So if you are (un)fortunate enough to be the owner or designer of a large meeting, what can you do to maximize participant value?
You need to satisfy four core requirements for optimum learning and connection:
When I close peer conferences with a Group Spective, there’s always a moment that is hard for me. It occurs during the Plus/Delta, when people are sharing what they’d like to change in the event they’ve just experienced. Participants offer many suggestions, perspectives, and ideas that make the organization’s future activities and events better, and their sharing frequently helps me improve my own work.
And then someone, let’s call them John, comes up to the microphone and says something like this:
From September 2002 through November 2009 I kept a journal, writing each day before going to bed. Every once in a while I’ll pick one of the five thick notebooks I filled during those seven years and read some entries at random.
Why do I do this?

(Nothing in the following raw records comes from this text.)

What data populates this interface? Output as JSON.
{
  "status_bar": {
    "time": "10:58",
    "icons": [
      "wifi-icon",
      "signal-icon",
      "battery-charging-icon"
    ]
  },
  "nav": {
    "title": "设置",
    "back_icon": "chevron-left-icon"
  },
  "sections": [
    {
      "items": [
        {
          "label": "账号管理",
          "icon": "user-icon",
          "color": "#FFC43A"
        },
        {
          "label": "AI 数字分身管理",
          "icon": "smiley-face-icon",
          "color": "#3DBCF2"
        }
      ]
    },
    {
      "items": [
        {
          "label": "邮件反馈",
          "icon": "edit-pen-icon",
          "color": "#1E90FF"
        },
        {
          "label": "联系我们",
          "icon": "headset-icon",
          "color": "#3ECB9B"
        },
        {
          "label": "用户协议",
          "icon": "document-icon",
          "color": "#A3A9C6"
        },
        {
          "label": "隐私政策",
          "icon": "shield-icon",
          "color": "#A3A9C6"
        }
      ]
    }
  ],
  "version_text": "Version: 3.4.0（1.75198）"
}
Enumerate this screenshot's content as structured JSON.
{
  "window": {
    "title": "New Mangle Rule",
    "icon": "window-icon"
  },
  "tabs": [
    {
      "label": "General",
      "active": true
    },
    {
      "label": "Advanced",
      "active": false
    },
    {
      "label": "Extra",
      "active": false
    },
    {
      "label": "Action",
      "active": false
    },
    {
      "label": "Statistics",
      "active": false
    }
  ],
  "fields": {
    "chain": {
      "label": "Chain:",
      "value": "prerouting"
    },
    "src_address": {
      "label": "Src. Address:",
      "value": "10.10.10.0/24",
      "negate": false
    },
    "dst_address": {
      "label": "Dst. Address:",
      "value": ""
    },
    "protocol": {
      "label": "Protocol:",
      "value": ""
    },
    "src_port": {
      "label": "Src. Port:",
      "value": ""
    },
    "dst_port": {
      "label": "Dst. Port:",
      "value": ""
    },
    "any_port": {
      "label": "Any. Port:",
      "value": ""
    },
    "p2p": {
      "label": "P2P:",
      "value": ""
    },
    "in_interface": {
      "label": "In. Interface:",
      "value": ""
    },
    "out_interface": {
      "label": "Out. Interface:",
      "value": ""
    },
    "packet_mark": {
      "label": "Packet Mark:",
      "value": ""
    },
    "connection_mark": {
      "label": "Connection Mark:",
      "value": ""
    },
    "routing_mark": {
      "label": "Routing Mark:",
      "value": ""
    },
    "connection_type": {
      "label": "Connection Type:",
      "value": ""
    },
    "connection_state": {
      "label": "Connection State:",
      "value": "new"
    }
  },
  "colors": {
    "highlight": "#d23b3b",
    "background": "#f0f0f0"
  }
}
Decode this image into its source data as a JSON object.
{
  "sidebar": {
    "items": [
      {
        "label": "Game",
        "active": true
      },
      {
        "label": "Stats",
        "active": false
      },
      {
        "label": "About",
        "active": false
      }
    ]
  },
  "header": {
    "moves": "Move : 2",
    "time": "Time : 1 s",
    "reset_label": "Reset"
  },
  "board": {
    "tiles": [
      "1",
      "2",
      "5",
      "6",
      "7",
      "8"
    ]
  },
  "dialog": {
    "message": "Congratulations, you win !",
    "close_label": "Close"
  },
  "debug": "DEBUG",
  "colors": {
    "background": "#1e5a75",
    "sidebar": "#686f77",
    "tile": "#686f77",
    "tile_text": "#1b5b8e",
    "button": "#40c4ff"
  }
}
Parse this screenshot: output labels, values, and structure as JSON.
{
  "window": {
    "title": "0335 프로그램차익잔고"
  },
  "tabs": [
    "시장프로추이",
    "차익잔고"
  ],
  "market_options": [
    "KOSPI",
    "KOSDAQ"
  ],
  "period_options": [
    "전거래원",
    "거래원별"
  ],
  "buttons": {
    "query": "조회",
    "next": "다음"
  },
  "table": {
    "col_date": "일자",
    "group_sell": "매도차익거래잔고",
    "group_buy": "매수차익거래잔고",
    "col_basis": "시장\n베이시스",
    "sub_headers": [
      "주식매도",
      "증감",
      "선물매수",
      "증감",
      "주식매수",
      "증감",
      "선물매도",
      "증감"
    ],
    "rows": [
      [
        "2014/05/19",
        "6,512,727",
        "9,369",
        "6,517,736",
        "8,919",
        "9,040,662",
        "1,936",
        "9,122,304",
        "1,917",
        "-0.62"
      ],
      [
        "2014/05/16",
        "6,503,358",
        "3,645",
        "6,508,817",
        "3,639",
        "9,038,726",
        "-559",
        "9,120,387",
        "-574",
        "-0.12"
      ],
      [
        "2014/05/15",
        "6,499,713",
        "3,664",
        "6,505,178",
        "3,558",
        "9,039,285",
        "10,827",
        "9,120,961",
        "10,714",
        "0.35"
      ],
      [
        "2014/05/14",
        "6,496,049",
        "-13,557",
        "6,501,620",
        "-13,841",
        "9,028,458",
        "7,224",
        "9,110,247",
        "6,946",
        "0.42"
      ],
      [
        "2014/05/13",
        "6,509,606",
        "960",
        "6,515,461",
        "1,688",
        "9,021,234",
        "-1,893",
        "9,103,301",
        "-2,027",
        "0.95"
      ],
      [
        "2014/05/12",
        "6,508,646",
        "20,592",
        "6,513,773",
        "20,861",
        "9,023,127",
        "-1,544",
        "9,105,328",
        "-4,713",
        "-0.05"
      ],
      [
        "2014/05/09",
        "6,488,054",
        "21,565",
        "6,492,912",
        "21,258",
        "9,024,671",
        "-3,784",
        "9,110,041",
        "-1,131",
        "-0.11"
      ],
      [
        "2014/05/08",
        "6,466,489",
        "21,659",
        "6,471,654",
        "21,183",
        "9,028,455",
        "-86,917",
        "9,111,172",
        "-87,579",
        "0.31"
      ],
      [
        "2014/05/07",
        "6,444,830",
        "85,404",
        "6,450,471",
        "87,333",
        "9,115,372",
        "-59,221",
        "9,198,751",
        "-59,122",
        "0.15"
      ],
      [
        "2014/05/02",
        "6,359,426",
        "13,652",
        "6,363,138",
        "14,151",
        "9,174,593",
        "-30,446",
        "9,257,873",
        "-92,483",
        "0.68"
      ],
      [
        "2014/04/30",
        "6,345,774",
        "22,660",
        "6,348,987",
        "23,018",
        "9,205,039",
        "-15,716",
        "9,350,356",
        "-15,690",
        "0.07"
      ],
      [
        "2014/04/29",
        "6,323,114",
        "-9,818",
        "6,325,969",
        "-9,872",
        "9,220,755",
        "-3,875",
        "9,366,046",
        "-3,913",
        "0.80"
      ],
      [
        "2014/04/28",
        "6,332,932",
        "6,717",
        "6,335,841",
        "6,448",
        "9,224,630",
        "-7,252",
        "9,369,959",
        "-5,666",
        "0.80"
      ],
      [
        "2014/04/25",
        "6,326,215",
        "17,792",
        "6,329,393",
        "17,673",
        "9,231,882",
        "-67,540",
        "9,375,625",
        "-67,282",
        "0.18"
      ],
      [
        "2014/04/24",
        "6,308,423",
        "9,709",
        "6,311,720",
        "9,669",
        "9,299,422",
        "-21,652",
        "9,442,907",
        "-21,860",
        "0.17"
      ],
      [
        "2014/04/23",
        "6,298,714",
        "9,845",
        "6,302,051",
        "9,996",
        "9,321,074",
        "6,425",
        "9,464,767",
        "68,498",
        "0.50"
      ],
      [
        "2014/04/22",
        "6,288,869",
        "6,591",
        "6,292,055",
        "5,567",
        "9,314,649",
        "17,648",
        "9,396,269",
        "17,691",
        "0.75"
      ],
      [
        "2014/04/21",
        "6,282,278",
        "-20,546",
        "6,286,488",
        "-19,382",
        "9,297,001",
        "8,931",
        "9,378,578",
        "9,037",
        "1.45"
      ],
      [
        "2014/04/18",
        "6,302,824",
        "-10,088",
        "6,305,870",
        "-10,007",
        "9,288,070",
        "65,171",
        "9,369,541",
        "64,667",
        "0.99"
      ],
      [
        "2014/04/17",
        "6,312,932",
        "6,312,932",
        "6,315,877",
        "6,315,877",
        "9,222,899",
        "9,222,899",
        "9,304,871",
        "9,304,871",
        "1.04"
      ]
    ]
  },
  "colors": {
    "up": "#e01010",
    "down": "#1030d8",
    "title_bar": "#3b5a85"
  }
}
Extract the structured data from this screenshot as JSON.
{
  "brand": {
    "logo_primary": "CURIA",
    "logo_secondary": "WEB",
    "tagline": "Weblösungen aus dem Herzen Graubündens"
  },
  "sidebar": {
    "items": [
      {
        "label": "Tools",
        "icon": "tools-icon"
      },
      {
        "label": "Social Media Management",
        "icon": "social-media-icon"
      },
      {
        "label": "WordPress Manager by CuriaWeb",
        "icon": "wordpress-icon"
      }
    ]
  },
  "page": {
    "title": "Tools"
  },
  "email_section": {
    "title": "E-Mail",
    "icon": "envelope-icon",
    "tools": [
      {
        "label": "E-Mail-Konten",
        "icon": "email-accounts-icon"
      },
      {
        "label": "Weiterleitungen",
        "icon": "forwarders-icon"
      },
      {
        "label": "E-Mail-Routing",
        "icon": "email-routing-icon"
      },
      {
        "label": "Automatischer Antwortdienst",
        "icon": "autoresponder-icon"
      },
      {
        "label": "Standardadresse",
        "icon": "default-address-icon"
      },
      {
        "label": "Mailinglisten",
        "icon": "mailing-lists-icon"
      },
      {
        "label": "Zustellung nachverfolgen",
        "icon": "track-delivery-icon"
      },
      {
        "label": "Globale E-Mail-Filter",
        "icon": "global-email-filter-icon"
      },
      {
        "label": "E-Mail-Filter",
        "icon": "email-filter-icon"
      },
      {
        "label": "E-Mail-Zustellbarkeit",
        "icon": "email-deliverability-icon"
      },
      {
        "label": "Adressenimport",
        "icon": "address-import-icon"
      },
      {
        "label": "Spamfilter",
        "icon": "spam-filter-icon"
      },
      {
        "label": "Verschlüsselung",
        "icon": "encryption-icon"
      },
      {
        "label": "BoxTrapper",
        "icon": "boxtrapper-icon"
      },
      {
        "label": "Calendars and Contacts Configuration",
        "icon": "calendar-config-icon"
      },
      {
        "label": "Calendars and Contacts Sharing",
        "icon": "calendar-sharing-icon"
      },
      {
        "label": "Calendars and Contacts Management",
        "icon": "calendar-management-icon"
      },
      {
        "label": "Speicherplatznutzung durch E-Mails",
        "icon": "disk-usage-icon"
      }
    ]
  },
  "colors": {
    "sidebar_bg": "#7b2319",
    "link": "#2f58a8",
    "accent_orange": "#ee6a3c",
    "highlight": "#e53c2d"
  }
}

I don’t revisit my journals to immerse myself in my past. Back then, I wrote to capture and reflect on my experience while it was still fresh, to explore how I responded to and felt about the day’s events. I didn’t write for posterity, and there are many raw experiences in these pages that are painful to recall.
Instead, I dip into what I wrote to compare where I was then with where I am now.
Sometimes I discover that life circumstances have changed. Perhaps certain issues that once preoccupied me no longer do. (For example, my financial situation has changed for the better.) Perhaps some issues are still part of my life, but my response to them is different (e.g., speaking in public no longer scares me as much as it once did.) And perhaps I’m aware now of issues that were absent from my journals (e.g., the implications of growing older.)
Whatever I discover, when I look back at what I used to think and do I receive important information.
Often I discover that I am continuing to change and grow in specific ways. As someone who wants to be a life-long learner, someone who doesn’t want to be “stuck”, that is good and encouraging information to have.
I also notice that certain aspects of my life haven’t changed significantly. Frequently, that’s because they are core aspects of who I am and the world I inhabit.
And sometimes, I become aware that I’m stuck in some pattern of behavior or response that I’d like to change. That’s good information too.
Look back to look forward. At the end of a peer conference, a personal introspective allows participants to explore new directions as a result of experiences during the event. On a longer timescale, old personal journals (or any records of past personal introspection) can be a great tool for learning about ourselves and mapping our future path on life’s journey.
Creative Commons image of Janus courtesy of Wikipedia